Public Speaking is KILLING me.  It’s fantastic, but the instructor is hard core. She gives very strict guidelines as to what is expected, and deviate from that and you’re a goner. I talked myself down to a C in one speech.  I went over, and that’s very bad.  I showed up less than five minutes late, and she would not give me a copy of the quiz to take. I got a zero on that quiz.  She gives opportunities for extra credit, and we have a lot of speeches, so I can probably pull a B on that class if I continue to improve.  I won’t be able to slack for a minute, though.  Wish I could stop saying “um” though!

So that’s all I’m taking. First of all, since this was my first time  back to school full time since the early 90s (and that didn’t go over well), I wanted to see what I could handle. Secondly, there is a wait list for admission to the nursing component of my school. So I need classes to take as I’m waiting for a spot to open up.  So I took those, and in the summer, I have to get my CNA, and then after A&P, I think that is enough to get on the wait list.  Hopefully it isn’t too long, or I will have to consider transferring to a four year nursing program, if that means I get my RN faster.  If it is going to take me 4-5 years in CC, I might as well go and get a BSN, instead.  Meanwhile, at least, I’m getting my prereqs out of the way at an affordable price.  It appears the local colleges take most (if not all) of the credits if you transfer. So I’m always looking towards my goal.  An RN. ASN or BSN, it’s all the same to me, the immediate goal is the RN.  I’d like the BSN no matter what, but I could take a program after I get my RN.  Whichever gets me there the fastest matters. And that includes quality of education, because if a bad school doesn’t help me pass the NCLEX, it doesn’t matter, does it? My CC has an above average passing rate, though, so I’m happy with the quality of education here.

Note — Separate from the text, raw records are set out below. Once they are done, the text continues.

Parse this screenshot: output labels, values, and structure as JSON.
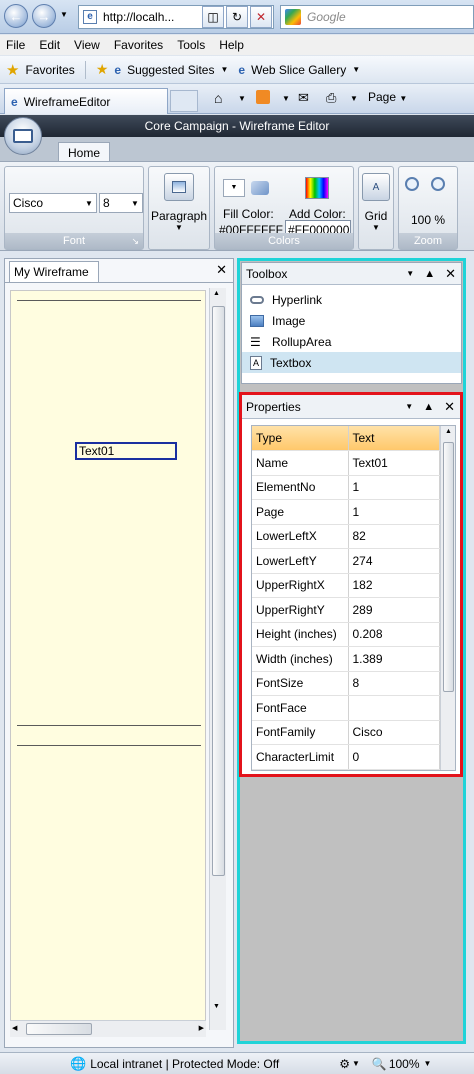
{
  "browser": {
    "url": "http://localh...",
    "search_placeholder": "Google",
    "menu": [
      "File",
      "Edit",
      "View",
      "Favorites",
      "Tools",
      "Help"
    ],
    "favorites_label": "Favorites",
    "suggested_sites": "Suggested Sites",
    "web_slice_gallery": "Web Slice Gallery",
    "tab_title": "WireframeEditor",
    "page_label": "Page"
  },
  "app": {
    "title": "Core Campaign - Wireframe Editor",
    "ribbon_tab": "Home",
    "font": {
      "family": "Cisco",
      "size": "8",
      "group_label": "Font"
    },
    "paragraph_label": "Paragraph",
    "colors": {
      "fill_label": "Fill Color:",
      "fill_value": "#00FFFFFF",
      "add_label": "Add Color:",
      "add_value": "#FF000000",
      "group_label": "Colors"
    },
    "grid_label": "Grid",
    "zoom": {
      "value": "100 %",
      "group_label": "Zoom"
    }
  },
  "wireframe": {
    "tab_label": "My Wireframe",
    "text_element": "Text01"
  },
  "toolbox": {
    "title": "Toolbox",
    "items": [
      {
        "label": "Hyperlink",
        "icon": "hyperlink-icon"
      },
      {
        "label": "Image",
        "icon": "image-icon"
      },
      {
        "label": "RollupArea",
        "icon": "list-icon"
      },
      {
        "label": "Textbox",
        "icon": "textbox-icon"
      }
    ]
  },
  "properties": {
    "title": "Properties",
    "header": [
      "Type",
      "Text"
    ],
    "rows": [
      [
        "Name",
        "Text01"
      ],
      [
        "ElementNo",
        "1"
      ],
      [
        "Page",
        "1"
      ],
      [
        "LowerLeftX",
        "82"
      ],
      [
        "LowerLeftY",
        "274"
      ],
      [
        "UpperRightX",
        "182"
      ],
      [
        "UpperRightY",
        "289"
      ],
      [
        "Height (inches)",
        "0.208"
      ],
      [
        "Width (inches)",
        "1.389"
      ],
      [
        "FontSize",
        "8"
      ],
      [
        "FontFace",
        ""
      ],
      [
        "FontFamily",
        "Cisco"
      ],
      [
        "CharacterLimit",
        "0"
      ]
    ]
  },
  "status": {
    "zone": "Local intranet | Protected Mode: Off",
    "zoom": "100%"
  },
  "colors": {
    "toolbox_highlight": "#1fd3d8",
    "properties_highlight": "#e3131b",
    "canvas_bg": "#fffde0"
  }
}
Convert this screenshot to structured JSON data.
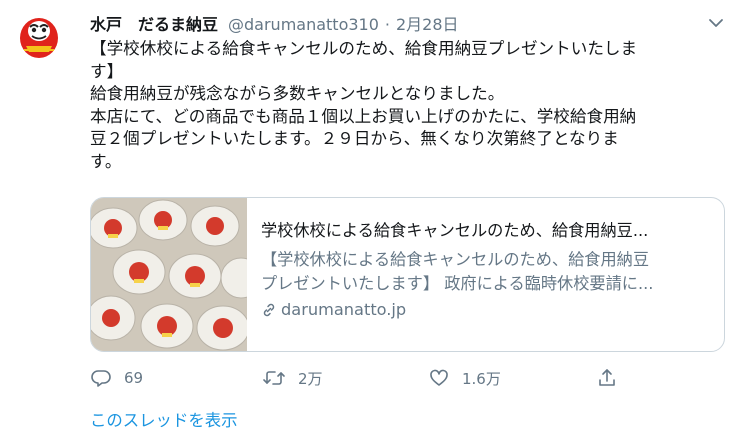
{
  "tweet": {
    "display_name": "水戸　だるま納豆",
    "handle": "@darumanatto310",
    "separator": "·",
    "date": "2月28日",
    "text_lines": [
      "【学校休校による給食キャンセルのため、給食用納豆プレゼントいたしま",
      "す】",
      "給食用納豆が残念ながら多数キャンセルとなりました。",
      "本店にて、どの商品でも商品１個以上お買い上げのかたに、学校給食用納",
      "豆２個プレゼントいたします。２９日から、無くなり次第終了となりま",
      "す。"
    ]
  },
  "card": {
    "title": "学校休校による給食キャンセルのため、給食用納豆...",
    "desc_lines": [
      "【学校休校による給食キャンセルのため、給食用納豆",
      "プレゼントいたします】 政府による臨時休校要請に..."
    ],
    "domain": "darumanatto.jp"
  },
  "actions": {
    "reply_count": "69",
    "retweet_count": "2万",
    "like_count": "1.6万"
  },
  "thread_link": "このスレッドを表示",
  "colors": {
    "text": "#14171a",
    "secondary": "#657786",
    "link": "#1b95e0",
    "border": "#ccd6dd"
  }
}
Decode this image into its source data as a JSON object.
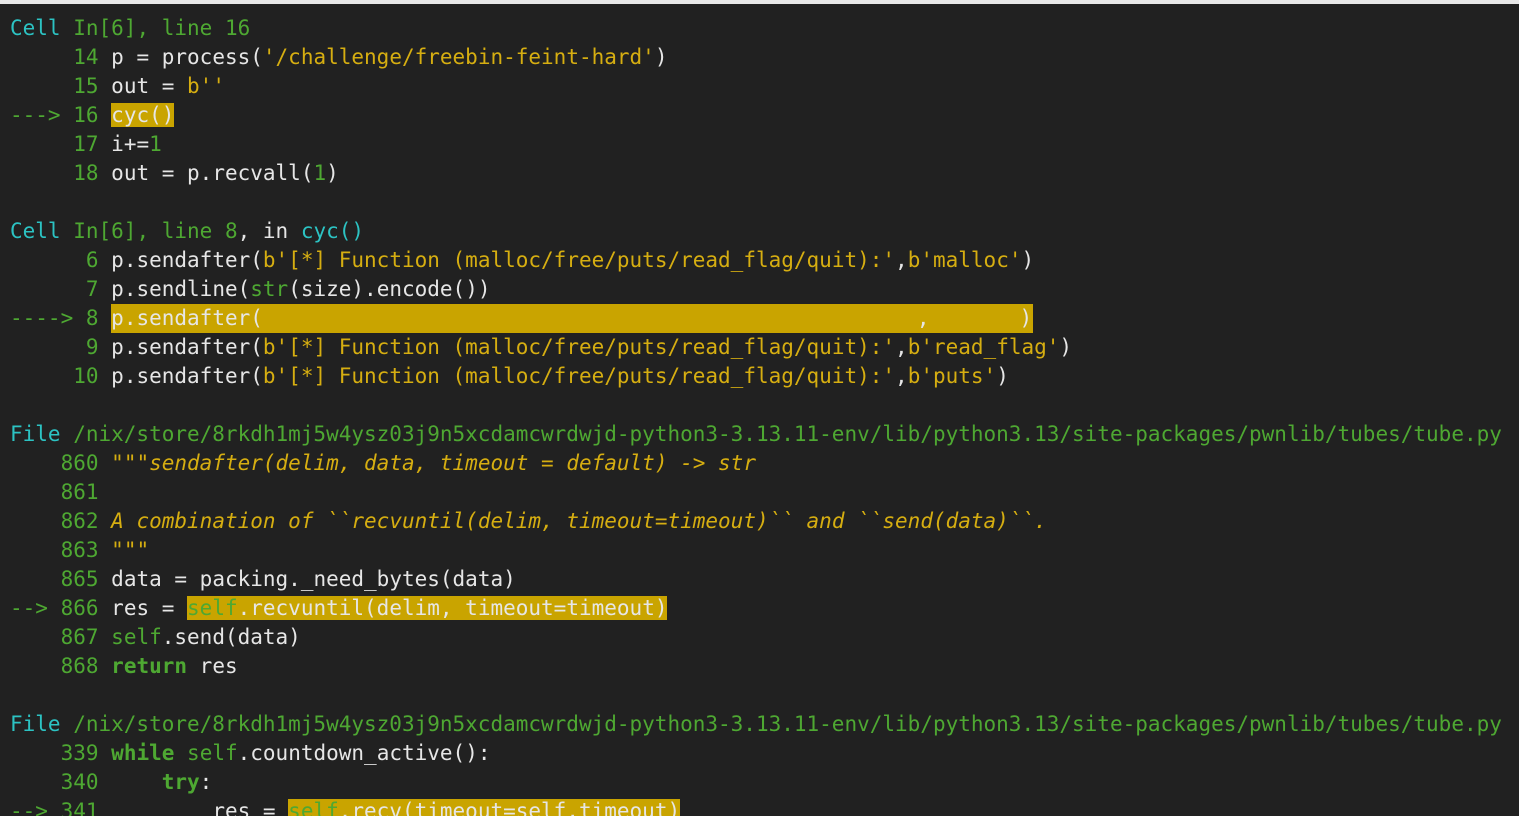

Read Full Post »

The Bristol Stool Scale

I’d Say that’s a 3: The Bristol Stool Scale – Medgadget – www.medgadget.com

I’m trying the ‘press this’ bookmarklet on the desktop. I want to point out to you that the Bristol Stool Scale is not related to things that you sit on, but rather, on things that come out from where you sit. Be warned, before clicking.

I’ve half a mind to buy it, frame it, and hang it on the wall.

Read Full Post »